===== SOURCE INFORMATION =====

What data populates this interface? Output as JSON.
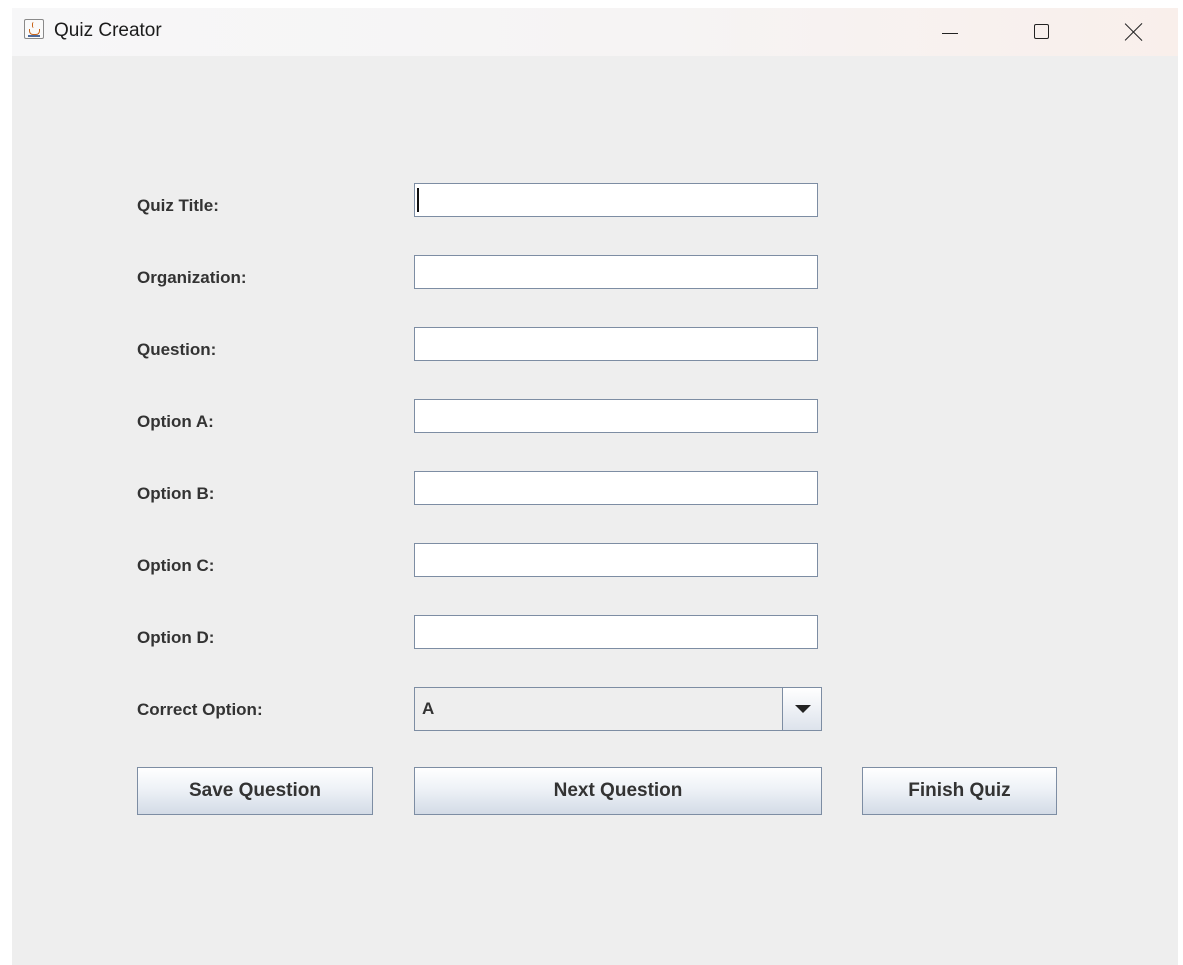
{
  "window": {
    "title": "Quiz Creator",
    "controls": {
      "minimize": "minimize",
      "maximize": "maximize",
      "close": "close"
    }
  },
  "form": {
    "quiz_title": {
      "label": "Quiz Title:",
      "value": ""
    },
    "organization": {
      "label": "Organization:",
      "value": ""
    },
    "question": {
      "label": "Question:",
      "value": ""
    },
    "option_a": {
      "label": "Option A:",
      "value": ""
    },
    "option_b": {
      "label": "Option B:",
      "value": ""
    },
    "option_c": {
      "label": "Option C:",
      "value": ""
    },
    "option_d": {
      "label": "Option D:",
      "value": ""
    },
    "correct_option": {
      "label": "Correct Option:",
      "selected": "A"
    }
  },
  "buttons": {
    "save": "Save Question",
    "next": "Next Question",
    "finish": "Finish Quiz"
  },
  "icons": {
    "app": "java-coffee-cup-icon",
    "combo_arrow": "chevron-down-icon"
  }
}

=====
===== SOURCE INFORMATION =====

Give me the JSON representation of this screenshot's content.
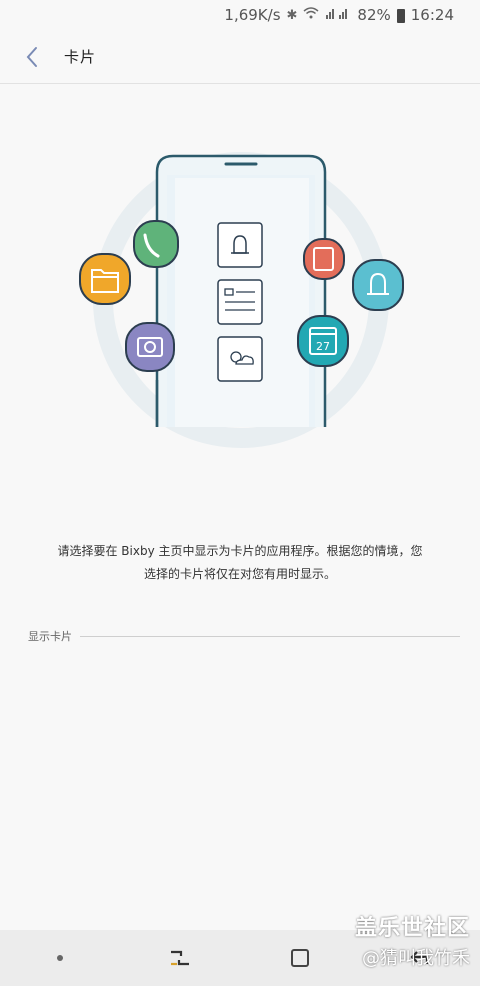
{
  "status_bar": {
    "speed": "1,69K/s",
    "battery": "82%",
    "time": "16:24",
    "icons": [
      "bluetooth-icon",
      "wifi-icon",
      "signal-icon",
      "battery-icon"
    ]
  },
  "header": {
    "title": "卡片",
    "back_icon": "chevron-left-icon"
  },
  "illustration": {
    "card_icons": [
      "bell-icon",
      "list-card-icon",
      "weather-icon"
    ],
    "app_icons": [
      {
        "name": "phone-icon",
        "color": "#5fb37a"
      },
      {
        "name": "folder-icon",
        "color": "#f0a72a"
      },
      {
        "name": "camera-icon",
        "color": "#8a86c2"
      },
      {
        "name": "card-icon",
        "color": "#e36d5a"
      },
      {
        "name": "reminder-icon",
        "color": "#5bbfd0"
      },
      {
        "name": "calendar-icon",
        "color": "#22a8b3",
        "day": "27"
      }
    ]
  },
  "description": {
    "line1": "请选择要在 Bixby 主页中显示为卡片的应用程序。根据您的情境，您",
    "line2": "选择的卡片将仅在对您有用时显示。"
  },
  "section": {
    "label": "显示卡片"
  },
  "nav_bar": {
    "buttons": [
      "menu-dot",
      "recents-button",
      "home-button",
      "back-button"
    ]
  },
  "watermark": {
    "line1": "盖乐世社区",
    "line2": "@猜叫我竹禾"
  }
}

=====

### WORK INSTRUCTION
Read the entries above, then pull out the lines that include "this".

### WRITTEN RESPONSE
What data populates this interface? Output as JSON.
Give me the JSON representation of this screenshot's content.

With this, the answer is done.